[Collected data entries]
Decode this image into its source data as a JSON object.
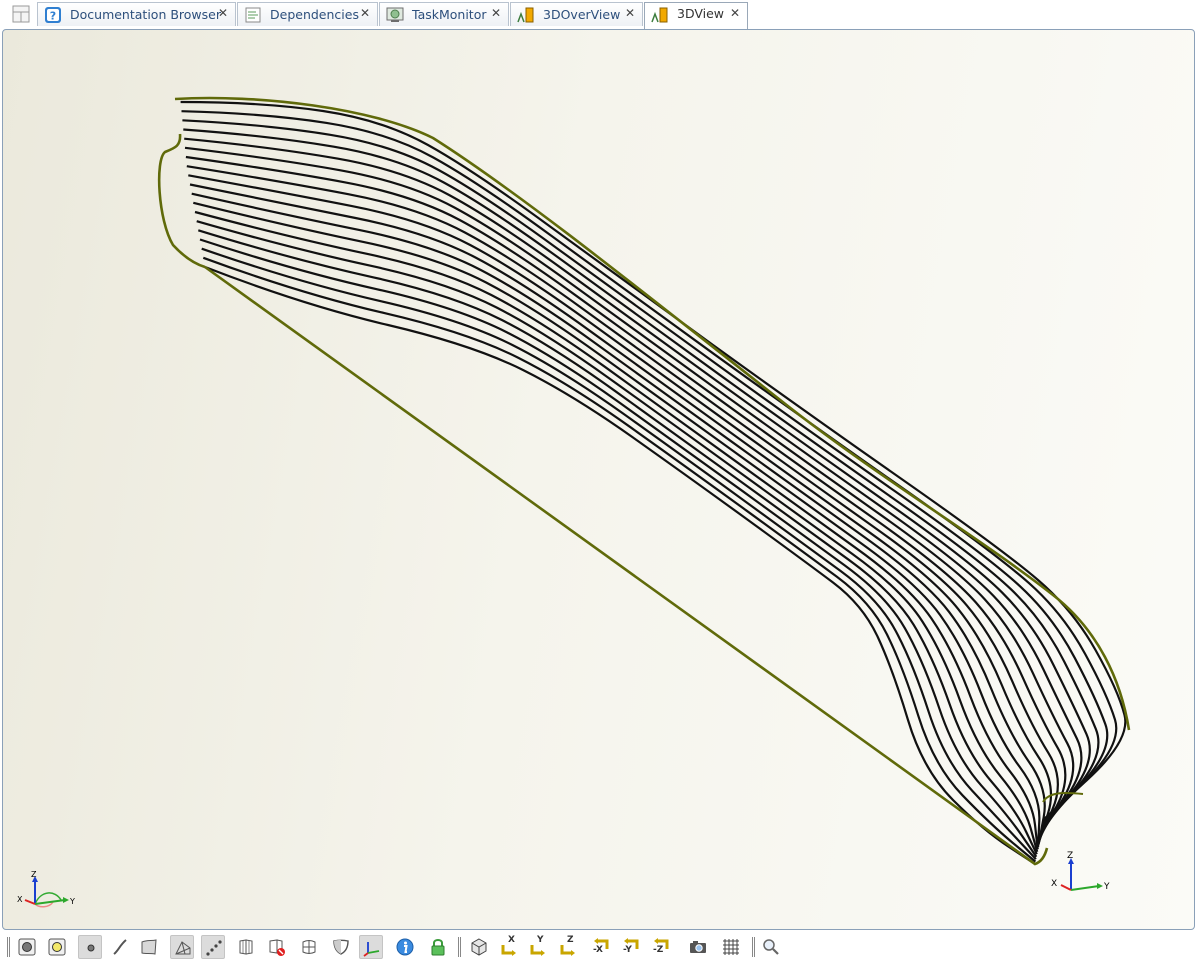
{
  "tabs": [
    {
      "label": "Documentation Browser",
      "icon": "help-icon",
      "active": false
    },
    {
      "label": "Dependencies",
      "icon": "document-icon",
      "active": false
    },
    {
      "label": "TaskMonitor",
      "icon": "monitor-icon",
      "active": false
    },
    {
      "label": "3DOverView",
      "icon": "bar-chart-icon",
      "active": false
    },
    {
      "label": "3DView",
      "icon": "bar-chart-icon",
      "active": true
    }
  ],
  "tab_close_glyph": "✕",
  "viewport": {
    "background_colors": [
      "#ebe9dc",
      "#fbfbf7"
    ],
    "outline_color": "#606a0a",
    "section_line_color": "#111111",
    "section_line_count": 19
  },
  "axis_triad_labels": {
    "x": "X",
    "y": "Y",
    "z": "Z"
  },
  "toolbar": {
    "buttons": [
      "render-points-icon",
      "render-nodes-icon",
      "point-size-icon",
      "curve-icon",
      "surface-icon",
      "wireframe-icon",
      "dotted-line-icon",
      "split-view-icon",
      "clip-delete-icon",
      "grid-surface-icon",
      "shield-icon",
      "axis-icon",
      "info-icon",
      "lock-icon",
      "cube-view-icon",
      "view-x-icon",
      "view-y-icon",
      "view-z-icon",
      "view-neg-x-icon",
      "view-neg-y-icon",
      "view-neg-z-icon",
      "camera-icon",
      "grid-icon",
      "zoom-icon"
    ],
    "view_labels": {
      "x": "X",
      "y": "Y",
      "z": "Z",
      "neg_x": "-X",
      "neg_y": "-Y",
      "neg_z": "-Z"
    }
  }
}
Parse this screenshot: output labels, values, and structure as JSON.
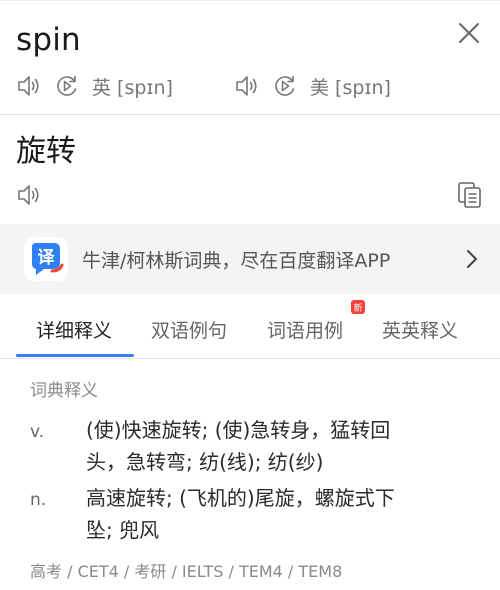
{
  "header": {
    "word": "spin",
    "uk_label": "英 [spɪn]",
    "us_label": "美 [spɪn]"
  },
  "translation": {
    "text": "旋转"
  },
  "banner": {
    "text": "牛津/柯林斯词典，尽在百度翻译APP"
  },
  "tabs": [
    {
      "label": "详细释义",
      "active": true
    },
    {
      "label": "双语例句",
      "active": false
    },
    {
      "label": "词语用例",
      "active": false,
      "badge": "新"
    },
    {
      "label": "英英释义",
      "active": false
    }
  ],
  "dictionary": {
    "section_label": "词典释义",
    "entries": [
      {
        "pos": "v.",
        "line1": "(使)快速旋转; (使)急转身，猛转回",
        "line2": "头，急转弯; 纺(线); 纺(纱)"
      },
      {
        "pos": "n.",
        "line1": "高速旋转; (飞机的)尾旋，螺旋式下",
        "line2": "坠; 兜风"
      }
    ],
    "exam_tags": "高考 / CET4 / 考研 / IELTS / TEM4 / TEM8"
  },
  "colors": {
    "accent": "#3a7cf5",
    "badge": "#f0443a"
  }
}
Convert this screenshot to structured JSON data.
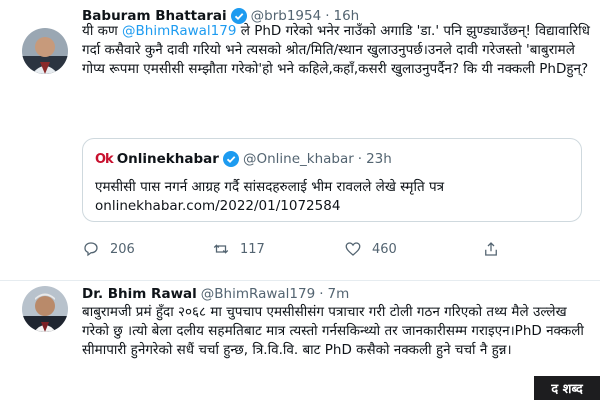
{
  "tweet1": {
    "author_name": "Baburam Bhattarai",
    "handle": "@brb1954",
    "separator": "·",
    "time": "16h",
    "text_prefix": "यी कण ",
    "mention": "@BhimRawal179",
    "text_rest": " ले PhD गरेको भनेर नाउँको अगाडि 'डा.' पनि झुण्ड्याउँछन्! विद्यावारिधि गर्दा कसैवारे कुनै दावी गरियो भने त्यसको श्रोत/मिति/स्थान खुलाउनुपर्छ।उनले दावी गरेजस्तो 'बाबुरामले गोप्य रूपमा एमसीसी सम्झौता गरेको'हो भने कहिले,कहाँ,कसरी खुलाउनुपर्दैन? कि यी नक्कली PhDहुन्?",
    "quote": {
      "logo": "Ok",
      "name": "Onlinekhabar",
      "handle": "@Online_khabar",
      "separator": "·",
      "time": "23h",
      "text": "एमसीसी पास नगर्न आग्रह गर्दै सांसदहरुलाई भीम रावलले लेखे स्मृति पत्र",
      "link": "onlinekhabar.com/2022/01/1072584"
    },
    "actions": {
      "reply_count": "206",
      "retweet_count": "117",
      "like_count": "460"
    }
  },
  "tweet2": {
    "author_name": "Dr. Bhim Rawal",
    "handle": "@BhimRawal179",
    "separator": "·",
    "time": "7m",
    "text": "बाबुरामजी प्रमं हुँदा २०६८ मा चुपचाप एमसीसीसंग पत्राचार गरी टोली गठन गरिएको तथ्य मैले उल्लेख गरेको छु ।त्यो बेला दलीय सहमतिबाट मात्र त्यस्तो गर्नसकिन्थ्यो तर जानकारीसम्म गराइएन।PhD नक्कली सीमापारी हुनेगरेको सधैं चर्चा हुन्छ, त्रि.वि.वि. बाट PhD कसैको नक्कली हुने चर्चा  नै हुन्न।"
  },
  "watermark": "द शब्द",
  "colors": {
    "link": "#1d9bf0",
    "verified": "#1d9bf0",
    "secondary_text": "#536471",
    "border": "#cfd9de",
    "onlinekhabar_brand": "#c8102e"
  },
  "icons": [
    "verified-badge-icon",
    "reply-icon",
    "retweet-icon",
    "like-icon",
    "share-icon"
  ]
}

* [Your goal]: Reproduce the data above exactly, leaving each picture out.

* [Output]:
Decode this image into its source data as a JSON object.
{
  "tabs": [
    {
      "label": "Documentation Browser",
      "icon": "help-icon",
      "active": false
    },
    {
      "label": "Dependencies",
      "icon": "document-icon",
      "active": false
    },
    {
      "label": "TaskMonitor",
      "icon": "monitor-icon",
      "active": false
    },
    {
      "label": "3DOverView",
      "icon": "bar-chart-icon",
      "active": false
    },
    {
      "label": "3DView",
      "icon": "bar-chart-icon",
      "active": true
    }
  ],
  "tab_close_glyph": "✕",
  "viewport": {
    "background_colors": [
      "#ebe9dc",
      "#fbfbf7"
    ],
    "outline_color": "#606a0a",
    "section_line_color": "#111111",
    "section_line_count": 19
  },
  "axis_triad_labels": {
    "x": "X",
    "y": "Y",
    "z": "Z"
  },
  "toolbar": {
    "buttons": [
      "render-points-icon",
      "render-nodes-icon",
      "point-size-icon",
      "curve-icon",
      "surface-icon",
      "wireframe-icon",
      "dotted-line-icon",
      "split-view-icon",
      "clip-delete-icon",
      "grid-surface-icon",
      "shield-icon",
      "axis-icon",
      "info-icon",
      "lock-icon",
      "cube-view-icon",
      "view-x-icon",
      "view-y-icon",
      "view-z-icon",
      "view-neg-x-icon",
      "view-neg-y-icon",
      "view-neg-z-icon",
      "camera-icon",
      "grid-icon",
      "zoom-icon"
    ],
    "view_labels": {
      "x": "X",
      "y": "Y",
      "z": "Z",
      "neg_x": "-X",
      "neg_y": "-Y",
      "neg_z": "-Z"
    }
  }
}
Parse this screenshot: output labels, values, and structure as JSON.
{
  "header": {
    "word": "spin",
    "uk_label": "英 [spɪn]",
    "us_label": "美 [spɪn]"
  },
  "translation": {
    "text": "旋转"
  },
  "banner": {
    "text": "牛津/柯林斯词典，尽在百度翻译APP"
  },
  "tabs": [
    {
      "label": "详细释义",
      "active": true
    },
    {
      "label": "双语例句",
      "active": false
    },
    {
      "label": "词语用例",
      "active": false,
      "badge": "新"
    },
    {
      "label": "英英释义",
      "active": false
    }
  ],
  "dictionary": {
    "section_label": "词典释义",
    "entries": [
      {
        "pos": "v.",
        "line1": "(使)快速旋转; (使)急转身，猛转回",
        "line2": "头，急转弯; 纺(线); 纺(纱)"
      },
      {
        "pos": "n.",
        "line1": "高速旋转; (飞机的)尾旋，螺旋式下",
        "line2": "坠; 兜风"
      }
    ],
    "exam_tags": "高考 / CET4 / 考研 / IELTS / TEM4 / TEM8"
  },
  "colors": {
    "accent": "#3a7cf5",
    "badge": "#f0443a"
  }
}
Convert this screenshot to structured JSON data.
{
  "tweet1": {
    "author_name": "Baburam Bhattarai",
    "handle": "@brb1954",
    "separator": "·",
    "time": "16h",
    "text_prefix": "यी कण ",
    "mention": "@BhimRawal179",
    "text_rest": " ले PhD गरेको भनेर नाउँको अगाडि 'डा.' पनि झुण्ड्याउँछन्! विद्यावारिधि गर्दा कसैवारे कुनै दावी गरियो भने त्यसको श्रोत/मिति/स्थान खुलाउनुपर्छ।उनले दावी गरेजस्तो 'बाबुरामले गोप्य रूपमा एमसीसी सम्झौता गरेको'हो भने कहिले,कहाँ,कसरी खुलाउनुपर्दैन? कि यी नक्कली PhDहुन्?",
    "quote": {
      "logo": "Ok",
      "name": "Onlinekhabar",
      "handle": "@Online_khabar",
      "separator": "·",
      "time": "23h",
      "text": "एमसीसी पास नगर्न आग्रह गर्दै सांसदहरुलाई भीम रावलले लेखे स्मृति पत्र",
      "link": "onlinekhabar.com/2022/01/1072584"
    },
    "actions": {
      "reply_count": "206",
      "retweet_count": "117",
      "like_count": "460"
    }
  },
  "tweet2": {
    "author_name": "Dr. Bhim Rawal",
    "handle": "@BhimRawal179",
    "separator": "·",
    "time": "7m",
    "text": "बाबुरामजी प्रमं हुँदा २०६८ मा चुपचाप एमसीसीसंग पत्राचार गरी टोली गठन गरिएको तथ्य मैले उल्लेख गरेको छु ।त्यो बेला दलीय सहमतिबाट मात्र त्यस्तो गर्नसकिन्थ्यो तर जानकारीसम्म गराइएन।PhD नक्कली सीमापारी हुनेगरेको सधैं चर्चा हुन्छ, त्रि.वि.वि. बाट PhD कसैको नक्कली हुने चर्चा  नै हुन्न।"
  },
  "watermark": "द शब्द",
  "colors": {
    "link": "#1d9bf0",
    "verified": "#1d9bf0",
    "secondary_text": "#536471",
    "border": "#cfd9de",
    "onlinekhabar_brand": "#c8102e"
  },
  "icons": [
    "verified-badge-icon",
    "reply-icon",
    "retweet-icon",
    "like-icon",
    "share-icon"
  ]
}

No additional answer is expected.